(Records to use)
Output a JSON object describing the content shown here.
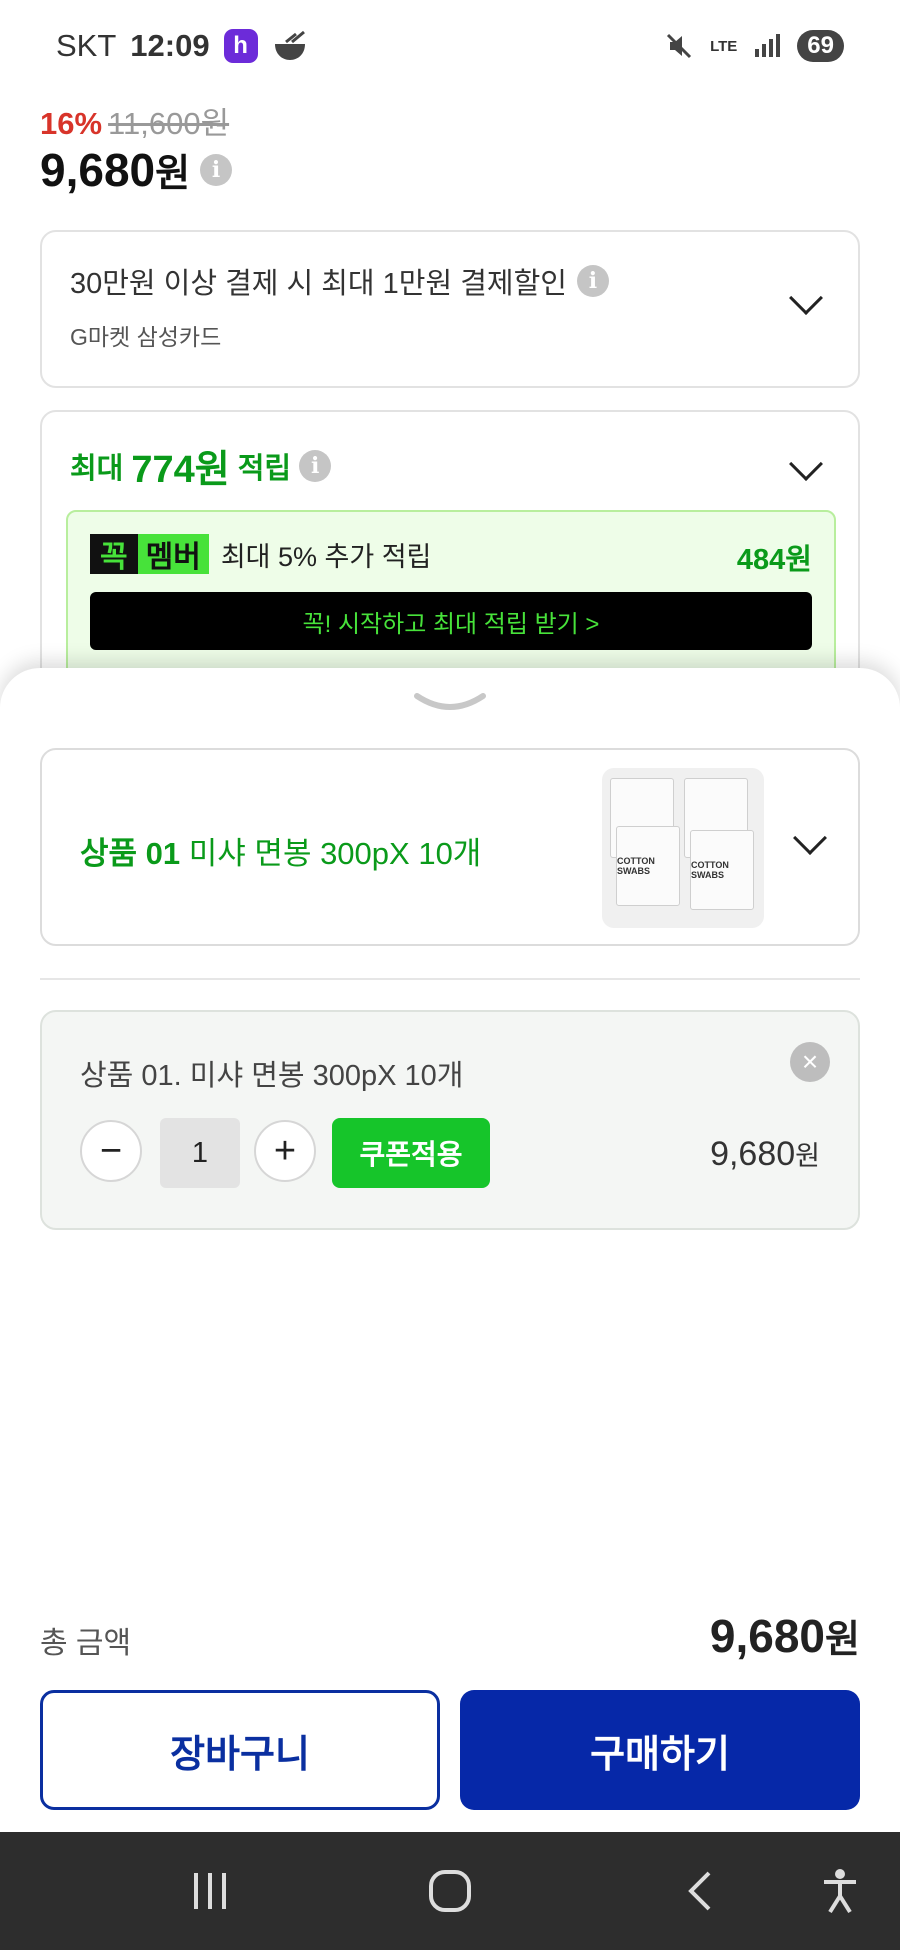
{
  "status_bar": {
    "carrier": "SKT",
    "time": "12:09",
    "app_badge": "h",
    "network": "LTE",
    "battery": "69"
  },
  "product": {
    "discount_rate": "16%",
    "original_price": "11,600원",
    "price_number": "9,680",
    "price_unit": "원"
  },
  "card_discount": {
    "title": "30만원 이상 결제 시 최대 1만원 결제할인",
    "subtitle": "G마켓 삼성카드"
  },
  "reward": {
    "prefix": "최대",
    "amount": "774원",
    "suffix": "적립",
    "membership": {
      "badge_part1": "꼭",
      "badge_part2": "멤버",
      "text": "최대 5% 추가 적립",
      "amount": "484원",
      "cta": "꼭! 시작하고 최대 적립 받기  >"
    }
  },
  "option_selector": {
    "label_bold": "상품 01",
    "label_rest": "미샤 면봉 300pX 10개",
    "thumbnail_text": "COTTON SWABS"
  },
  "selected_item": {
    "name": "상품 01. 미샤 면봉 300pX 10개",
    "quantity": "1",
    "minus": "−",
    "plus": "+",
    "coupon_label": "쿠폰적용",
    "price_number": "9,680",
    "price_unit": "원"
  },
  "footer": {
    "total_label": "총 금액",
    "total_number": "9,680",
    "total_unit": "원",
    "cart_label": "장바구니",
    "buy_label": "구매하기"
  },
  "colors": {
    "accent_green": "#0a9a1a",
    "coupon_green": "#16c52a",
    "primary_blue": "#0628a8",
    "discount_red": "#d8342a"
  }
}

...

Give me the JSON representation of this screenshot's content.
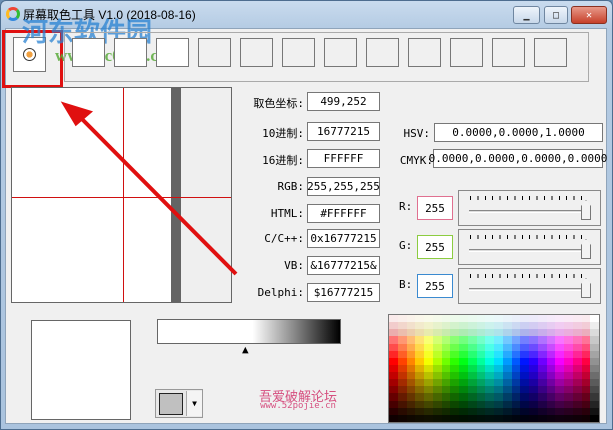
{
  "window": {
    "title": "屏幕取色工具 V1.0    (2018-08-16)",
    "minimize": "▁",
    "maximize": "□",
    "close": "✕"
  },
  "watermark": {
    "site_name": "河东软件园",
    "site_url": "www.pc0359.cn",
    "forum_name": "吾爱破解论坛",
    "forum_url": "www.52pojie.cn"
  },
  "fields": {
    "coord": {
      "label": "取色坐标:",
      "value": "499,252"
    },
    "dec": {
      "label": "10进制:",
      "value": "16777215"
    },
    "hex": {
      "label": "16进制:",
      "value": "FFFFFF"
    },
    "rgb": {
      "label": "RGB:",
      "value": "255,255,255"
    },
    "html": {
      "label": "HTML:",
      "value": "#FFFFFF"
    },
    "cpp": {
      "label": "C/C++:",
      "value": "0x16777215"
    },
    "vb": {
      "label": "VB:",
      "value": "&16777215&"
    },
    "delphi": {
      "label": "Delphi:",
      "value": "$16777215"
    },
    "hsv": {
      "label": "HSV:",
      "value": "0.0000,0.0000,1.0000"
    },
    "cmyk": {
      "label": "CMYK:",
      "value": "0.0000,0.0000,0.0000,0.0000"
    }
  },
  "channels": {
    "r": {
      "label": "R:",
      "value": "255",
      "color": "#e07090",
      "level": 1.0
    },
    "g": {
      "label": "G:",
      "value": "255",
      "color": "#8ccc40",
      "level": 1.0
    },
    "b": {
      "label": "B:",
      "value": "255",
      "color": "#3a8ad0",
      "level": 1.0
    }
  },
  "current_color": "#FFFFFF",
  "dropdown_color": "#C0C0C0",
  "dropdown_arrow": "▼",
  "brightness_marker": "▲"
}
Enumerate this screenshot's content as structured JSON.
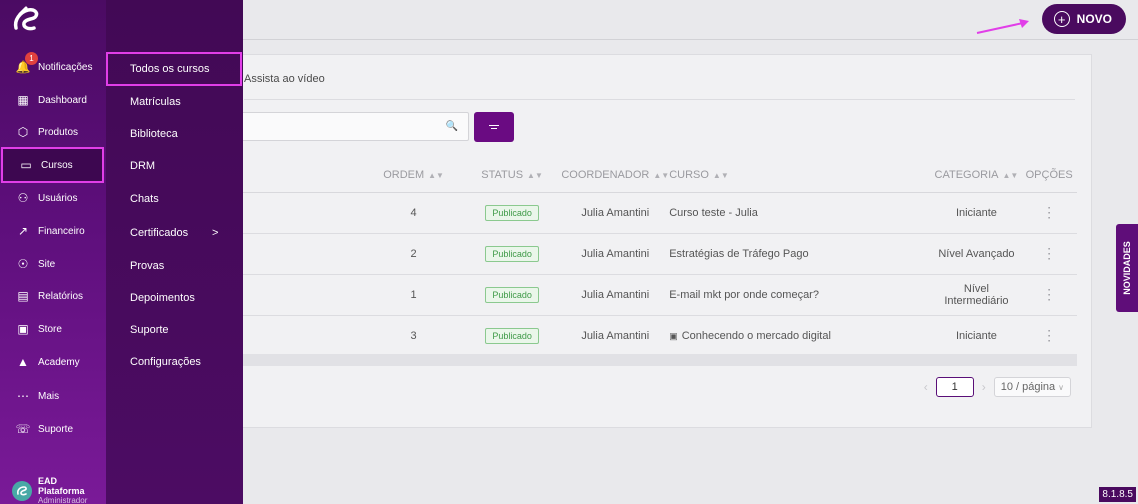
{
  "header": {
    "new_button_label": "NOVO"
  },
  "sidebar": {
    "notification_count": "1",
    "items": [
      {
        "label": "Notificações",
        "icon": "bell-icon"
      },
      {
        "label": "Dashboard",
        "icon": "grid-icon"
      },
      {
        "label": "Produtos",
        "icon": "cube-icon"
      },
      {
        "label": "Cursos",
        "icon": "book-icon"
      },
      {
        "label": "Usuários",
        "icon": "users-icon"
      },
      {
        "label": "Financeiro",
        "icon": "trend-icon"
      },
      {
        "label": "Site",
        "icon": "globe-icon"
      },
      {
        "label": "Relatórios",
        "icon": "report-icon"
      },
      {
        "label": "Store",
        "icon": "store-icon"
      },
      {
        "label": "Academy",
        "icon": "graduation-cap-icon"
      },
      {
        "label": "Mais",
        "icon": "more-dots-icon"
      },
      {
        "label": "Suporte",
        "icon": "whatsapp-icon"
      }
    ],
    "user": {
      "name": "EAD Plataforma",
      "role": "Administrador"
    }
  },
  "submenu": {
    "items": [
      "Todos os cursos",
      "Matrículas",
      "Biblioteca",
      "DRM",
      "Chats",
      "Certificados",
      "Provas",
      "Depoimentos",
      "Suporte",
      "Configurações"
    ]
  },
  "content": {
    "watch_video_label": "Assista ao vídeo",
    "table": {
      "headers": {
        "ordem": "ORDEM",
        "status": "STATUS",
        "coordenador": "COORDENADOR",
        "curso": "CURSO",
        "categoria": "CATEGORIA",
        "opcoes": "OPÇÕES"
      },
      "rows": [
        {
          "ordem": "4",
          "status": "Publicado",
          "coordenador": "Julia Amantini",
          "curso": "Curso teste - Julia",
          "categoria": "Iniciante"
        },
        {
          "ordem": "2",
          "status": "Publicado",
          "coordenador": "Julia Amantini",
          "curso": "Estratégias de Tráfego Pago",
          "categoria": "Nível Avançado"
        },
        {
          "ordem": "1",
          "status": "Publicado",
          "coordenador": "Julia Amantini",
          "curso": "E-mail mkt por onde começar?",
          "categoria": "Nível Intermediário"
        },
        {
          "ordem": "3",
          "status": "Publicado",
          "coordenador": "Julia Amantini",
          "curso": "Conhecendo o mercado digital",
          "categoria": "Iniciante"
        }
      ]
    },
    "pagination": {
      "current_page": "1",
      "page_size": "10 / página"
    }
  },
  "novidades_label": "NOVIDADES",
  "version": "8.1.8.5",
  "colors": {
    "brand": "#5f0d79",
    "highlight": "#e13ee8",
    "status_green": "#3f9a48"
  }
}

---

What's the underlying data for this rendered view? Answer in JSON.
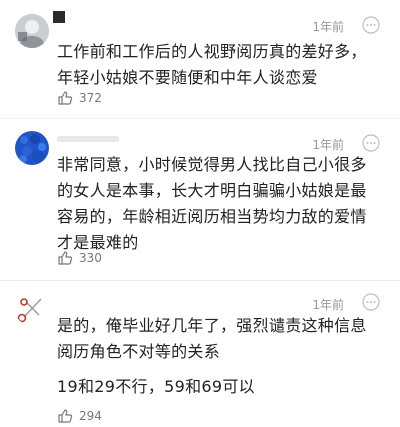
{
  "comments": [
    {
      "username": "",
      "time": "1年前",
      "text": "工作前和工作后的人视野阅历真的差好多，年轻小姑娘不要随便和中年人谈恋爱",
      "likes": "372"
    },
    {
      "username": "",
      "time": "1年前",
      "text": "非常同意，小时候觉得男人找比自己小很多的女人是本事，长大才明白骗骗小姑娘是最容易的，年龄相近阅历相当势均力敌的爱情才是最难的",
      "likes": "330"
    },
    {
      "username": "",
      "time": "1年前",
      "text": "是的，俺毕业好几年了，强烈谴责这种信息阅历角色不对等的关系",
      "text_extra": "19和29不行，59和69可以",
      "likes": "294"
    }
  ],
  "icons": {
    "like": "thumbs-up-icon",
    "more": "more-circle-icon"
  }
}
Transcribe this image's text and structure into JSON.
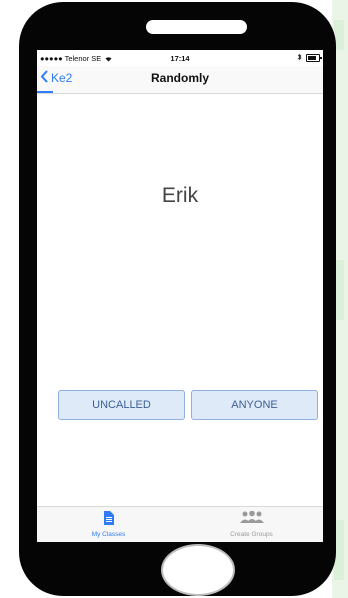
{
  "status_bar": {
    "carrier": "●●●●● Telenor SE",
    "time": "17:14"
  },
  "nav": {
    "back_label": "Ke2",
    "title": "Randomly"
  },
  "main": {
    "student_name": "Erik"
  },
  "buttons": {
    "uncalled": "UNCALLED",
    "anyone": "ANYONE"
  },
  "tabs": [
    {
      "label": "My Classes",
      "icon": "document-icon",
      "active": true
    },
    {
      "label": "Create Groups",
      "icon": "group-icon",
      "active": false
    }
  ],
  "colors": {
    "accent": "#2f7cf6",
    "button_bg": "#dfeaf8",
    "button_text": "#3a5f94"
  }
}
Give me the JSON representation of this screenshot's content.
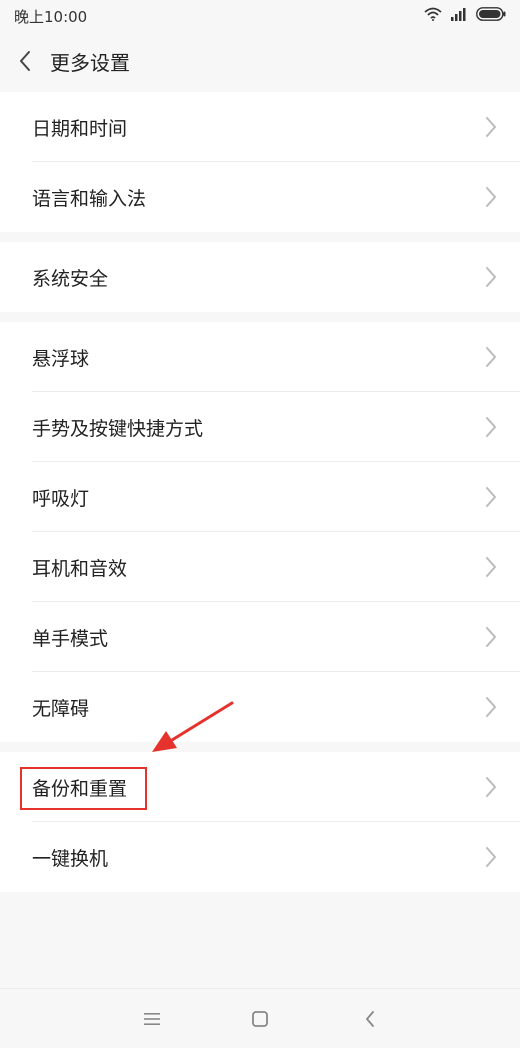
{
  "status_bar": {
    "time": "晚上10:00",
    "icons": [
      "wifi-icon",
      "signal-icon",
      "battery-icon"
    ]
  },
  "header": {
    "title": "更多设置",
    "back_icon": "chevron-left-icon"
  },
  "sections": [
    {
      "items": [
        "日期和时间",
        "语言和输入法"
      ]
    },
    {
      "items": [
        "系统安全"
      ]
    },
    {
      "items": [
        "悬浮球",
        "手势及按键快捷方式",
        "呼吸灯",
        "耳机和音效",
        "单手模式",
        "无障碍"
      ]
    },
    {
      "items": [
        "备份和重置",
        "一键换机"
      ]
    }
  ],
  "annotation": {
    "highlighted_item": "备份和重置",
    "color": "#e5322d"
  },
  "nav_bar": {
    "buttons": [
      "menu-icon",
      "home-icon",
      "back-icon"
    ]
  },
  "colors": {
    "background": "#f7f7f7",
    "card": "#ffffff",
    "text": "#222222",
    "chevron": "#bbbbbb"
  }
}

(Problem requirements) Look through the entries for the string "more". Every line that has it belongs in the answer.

(Result below)
        "icon": "more-dots-icon"
    "more": "more-circle-icon"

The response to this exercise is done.